▶ **WHAT THE TASK ASKS**
Note each line in the data holding the string "Romero" and report it.

▶ **INPUT DATA**

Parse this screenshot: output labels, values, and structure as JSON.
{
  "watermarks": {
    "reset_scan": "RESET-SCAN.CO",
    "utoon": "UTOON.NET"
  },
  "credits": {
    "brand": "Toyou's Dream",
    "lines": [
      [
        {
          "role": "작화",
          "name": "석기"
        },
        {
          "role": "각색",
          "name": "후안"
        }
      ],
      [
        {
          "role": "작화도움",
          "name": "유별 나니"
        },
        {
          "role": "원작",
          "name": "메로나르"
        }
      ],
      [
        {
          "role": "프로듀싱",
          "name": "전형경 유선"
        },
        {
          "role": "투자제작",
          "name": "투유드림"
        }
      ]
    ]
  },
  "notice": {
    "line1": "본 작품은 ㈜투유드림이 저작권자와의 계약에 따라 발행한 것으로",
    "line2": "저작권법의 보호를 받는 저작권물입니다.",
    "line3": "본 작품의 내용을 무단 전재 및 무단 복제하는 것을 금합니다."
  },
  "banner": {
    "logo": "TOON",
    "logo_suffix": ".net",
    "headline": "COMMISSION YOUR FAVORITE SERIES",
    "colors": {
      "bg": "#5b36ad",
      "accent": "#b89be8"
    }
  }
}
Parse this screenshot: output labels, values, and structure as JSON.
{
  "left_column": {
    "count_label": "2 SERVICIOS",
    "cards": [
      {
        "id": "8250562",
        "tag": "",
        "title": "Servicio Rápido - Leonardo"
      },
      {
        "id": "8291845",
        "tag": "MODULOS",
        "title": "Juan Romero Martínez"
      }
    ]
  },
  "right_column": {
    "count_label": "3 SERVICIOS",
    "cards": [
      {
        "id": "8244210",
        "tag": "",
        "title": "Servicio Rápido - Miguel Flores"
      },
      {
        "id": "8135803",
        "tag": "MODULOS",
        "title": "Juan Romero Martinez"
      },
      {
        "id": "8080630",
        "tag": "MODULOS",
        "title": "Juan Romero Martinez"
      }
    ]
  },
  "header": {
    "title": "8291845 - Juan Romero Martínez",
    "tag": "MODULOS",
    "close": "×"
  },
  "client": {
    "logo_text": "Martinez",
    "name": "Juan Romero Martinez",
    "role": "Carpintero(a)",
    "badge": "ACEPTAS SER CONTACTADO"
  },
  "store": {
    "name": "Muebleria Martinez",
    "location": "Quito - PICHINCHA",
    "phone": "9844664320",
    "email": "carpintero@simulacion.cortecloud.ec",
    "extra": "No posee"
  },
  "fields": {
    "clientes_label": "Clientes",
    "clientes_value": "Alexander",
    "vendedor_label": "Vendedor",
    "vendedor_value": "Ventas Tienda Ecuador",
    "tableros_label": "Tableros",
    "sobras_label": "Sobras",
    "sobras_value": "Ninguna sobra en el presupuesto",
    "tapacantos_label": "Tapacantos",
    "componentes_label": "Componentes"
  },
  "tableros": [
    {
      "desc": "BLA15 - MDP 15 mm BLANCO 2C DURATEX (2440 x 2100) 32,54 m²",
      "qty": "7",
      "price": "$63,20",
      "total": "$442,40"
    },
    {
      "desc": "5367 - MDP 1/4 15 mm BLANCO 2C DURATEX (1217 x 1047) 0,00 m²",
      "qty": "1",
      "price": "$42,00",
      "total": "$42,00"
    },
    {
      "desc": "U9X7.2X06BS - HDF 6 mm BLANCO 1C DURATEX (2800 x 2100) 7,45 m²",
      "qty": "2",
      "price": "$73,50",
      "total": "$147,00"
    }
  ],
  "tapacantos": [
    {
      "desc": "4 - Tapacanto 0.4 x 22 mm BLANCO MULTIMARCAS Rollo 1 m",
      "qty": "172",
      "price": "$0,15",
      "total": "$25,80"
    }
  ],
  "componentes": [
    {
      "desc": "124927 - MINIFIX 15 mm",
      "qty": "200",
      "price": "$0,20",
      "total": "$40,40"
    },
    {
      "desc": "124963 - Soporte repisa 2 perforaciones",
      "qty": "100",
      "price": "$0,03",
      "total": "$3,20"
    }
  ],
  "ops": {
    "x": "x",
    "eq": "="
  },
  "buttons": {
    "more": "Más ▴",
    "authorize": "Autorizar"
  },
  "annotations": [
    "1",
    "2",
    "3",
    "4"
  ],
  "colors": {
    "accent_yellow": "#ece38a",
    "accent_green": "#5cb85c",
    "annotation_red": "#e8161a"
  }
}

▶ **WRITTEN SOLUTION**
        "title": "Juan Romero Martínez"
        "title": "Juan Romero Martinez"
        "title": "Juan Romero Martinez"
    "title": "8291845 - Juan Romero Martínez",
    "name": "Juan Romero Martinez",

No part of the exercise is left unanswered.